All not lost in Felton’s departure

There’s no sense in berating men’s basketball head coach Dennis Felton for bolting to the University of Georgia. Especially after the Bulldogs laid out 700,000 bones for his services.

Felton is chasing his dream to coach big time college basketball. He’ll do it in one of Division I’s power conferences, in one of the nation’s finest Southern college towns, at a scandal-ridden school whose supporters and administrators will grant Felton a lengthy grace period to lead Georgia back into the Top 25.

Toss in a 75 percent pay raise, and Felton had a deal no young coach could reject.

In a way, Western now offers an equally attractive package. Felton’s five-year rebuilding effort thrust Western hoops into the national spotlight. Young coaches see a tradition-rich program that pays well, goes to the NCAA Tournament and has a history of placing coaches at higher profile schools.

And thanks to a brilliant clause in Felton’s contract with Western, the Hilltoppers are guaranteed that which all of the so-called mid-major programs covet: a home-and-home series against a member of a power conference.

While at Western, Felton lamented the difficulty in scheduling games against upper-level programs. He had to leave to do it, but he finally pulled it off. Western will battle Georgia, of the Southeastern Conference, at least four times in a series that must begin within two seasons.

Whoever replaces Felton will take over a program teeming with the potential for sustained success. Not to diminish Felton’s efforts on the Hill, but the new coach’s fresh leadership could guide the Hilltoppers to even greater heights.

In the meantime, congratulations and good luck to Coach Felton. We’ll be anxiously awaiting your return to Diddle Arena, Bulldogs in tow.

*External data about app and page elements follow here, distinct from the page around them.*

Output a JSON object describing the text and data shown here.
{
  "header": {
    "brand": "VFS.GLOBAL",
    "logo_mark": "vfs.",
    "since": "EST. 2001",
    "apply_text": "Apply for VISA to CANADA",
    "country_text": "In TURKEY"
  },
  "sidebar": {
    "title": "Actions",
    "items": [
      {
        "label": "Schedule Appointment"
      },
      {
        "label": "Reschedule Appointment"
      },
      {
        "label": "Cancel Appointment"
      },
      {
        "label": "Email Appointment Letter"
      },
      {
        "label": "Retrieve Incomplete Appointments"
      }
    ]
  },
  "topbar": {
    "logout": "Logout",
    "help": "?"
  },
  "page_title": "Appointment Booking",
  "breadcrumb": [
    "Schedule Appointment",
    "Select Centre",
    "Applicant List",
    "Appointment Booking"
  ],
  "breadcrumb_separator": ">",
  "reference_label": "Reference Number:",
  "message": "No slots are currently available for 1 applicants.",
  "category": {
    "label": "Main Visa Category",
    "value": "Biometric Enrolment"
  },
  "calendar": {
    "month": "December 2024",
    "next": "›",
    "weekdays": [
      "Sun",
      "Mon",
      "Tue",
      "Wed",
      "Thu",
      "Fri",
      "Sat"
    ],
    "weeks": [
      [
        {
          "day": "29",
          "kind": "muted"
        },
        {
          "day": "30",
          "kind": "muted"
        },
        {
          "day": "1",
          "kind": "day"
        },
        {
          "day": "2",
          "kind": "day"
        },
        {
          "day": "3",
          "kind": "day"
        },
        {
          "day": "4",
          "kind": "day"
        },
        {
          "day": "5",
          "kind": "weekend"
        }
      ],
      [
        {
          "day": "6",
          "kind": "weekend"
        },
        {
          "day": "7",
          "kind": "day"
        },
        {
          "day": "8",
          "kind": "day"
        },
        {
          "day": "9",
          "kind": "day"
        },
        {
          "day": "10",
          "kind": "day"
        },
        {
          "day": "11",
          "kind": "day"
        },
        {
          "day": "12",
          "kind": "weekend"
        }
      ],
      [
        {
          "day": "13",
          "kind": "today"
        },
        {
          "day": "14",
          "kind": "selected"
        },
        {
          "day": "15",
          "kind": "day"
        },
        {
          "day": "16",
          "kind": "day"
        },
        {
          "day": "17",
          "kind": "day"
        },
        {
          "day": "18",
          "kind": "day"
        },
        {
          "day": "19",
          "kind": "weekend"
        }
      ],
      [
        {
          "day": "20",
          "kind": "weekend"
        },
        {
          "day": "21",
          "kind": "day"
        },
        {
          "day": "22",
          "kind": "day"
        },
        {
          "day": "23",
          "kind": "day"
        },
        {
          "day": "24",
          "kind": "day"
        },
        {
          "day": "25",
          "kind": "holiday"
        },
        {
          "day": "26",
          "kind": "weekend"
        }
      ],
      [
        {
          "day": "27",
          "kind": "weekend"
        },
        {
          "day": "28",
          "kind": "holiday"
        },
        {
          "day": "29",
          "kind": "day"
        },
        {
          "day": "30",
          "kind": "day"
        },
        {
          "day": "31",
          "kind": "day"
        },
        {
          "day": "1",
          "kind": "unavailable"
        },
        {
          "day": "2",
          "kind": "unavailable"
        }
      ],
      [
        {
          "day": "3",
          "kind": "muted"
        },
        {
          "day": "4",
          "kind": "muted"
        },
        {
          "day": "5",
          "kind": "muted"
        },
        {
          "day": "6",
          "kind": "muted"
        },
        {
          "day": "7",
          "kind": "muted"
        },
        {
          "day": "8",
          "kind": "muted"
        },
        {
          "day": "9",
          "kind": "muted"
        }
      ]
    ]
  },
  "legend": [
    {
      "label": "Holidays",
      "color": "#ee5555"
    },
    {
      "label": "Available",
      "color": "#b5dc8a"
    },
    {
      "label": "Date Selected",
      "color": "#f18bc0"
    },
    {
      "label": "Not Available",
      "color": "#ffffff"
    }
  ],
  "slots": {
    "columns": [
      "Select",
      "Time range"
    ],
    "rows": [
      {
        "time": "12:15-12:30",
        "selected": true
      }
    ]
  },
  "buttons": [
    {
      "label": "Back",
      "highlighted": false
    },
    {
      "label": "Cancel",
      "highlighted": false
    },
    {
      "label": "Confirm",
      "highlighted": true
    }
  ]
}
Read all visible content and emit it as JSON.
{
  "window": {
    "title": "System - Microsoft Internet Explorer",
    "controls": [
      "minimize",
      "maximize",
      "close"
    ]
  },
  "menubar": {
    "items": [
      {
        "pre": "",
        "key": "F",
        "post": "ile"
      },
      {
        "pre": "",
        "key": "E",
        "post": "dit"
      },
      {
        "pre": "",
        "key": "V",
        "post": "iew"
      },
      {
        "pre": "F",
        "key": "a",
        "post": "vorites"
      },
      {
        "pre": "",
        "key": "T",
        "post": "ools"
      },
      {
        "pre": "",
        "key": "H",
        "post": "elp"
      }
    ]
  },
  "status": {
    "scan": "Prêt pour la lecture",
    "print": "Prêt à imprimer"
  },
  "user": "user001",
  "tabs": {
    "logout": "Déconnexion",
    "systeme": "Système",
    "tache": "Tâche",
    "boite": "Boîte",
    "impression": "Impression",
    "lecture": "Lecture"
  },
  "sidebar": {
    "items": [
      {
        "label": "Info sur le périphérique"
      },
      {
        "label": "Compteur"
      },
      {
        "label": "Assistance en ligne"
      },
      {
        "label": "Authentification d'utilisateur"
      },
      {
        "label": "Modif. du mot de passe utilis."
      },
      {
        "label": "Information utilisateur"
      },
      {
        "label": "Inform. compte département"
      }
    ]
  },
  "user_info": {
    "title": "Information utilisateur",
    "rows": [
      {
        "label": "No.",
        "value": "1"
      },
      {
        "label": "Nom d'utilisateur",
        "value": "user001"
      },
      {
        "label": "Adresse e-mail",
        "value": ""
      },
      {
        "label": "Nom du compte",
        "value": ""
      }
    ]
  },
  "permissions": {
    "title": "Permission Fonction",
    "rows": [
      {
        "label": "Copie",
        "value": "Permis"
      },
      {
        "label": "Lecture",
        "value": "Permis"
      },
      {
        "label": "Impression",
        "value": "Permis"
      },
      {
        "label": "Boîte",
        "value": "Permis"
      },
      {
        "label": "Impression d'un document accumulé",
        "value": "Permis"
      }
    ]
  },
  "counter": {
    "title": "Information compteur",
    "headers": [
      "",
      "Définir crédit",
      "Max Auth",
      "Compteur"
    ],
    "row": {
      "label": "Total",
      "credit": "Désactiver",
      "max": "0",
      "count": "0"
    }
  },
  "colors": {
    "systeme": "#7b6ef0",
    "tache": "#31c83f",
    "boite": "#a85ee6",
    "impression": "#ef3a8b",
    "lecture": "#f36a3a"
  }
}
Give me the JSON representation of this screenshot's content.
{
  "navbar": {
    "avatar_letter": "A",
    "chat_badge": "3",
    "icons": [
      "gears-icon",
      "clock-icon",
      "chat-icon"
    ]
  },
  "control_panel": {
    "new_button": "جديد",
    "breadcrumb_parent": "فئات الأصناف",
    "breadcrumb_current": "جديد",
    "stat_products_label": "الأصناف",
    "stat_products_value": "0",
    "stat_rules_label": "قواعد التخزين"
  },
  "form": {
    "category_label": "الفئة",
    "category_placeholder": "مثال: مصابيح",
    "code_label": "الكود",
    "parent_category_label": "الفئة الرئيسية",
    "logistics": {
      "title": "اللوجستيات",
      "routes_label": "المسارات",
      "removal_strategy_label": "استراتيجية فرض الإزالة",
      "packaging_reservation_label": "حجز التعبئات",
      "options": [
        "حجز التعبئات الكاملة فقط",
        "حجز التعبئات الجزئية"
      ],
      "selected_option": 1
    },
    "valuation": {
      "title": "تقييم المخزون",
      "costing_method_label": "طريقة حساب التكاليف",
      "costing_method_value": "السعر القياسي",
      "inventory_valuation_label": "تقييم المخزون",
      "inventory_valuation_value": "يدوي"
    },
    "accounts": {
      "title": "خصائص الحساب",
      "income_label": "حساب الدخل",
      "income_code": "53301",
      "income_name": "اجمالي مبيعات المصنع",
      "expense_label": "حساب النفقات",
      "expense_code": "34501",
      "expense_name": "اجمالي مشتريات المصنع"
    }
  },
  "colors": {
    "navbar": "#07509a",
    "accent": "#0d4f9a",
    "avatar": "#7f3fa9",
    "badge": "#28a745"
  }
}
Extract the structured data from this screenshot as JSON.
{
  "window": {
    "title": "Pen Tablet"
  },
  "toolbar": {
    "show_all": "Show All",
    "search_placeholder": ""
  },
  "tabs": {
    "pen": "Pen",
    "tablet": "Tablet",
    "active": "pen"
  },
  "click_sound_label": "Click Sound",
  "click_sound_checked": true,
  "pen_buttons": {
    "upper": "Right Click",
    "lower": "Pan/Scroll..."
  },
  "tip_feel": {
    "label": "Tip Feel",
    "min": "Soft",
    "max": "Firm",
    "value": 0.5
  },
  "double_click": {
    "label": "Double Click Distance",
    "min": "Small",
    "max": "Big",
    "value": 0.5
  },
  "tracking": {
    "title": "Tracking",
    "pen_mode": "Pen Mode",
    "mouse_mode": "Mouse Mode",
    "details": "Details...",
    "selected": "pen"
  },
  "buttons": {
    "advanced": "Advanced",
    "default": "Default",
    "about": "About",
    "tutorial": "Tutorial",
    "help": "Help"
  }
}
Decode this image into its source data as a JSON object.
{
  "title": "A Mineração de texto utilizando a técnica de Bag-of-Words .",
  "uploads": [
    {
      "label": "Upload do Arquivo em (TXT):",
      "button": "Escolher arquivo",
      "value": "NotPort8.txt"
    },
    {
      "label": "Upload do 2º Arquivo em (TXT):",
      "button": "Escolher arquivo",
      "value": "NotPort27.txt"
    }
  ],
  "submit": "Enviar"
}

But don’t forget those victories over Kentucky and Auburn during your days at Western.

We’ve done pretty well lately against the big, bad SEC.

There’s no reason we can’t add Georgia to that list.

This editorial represents the majority opinion of the Herald’s 10-member board of student editors.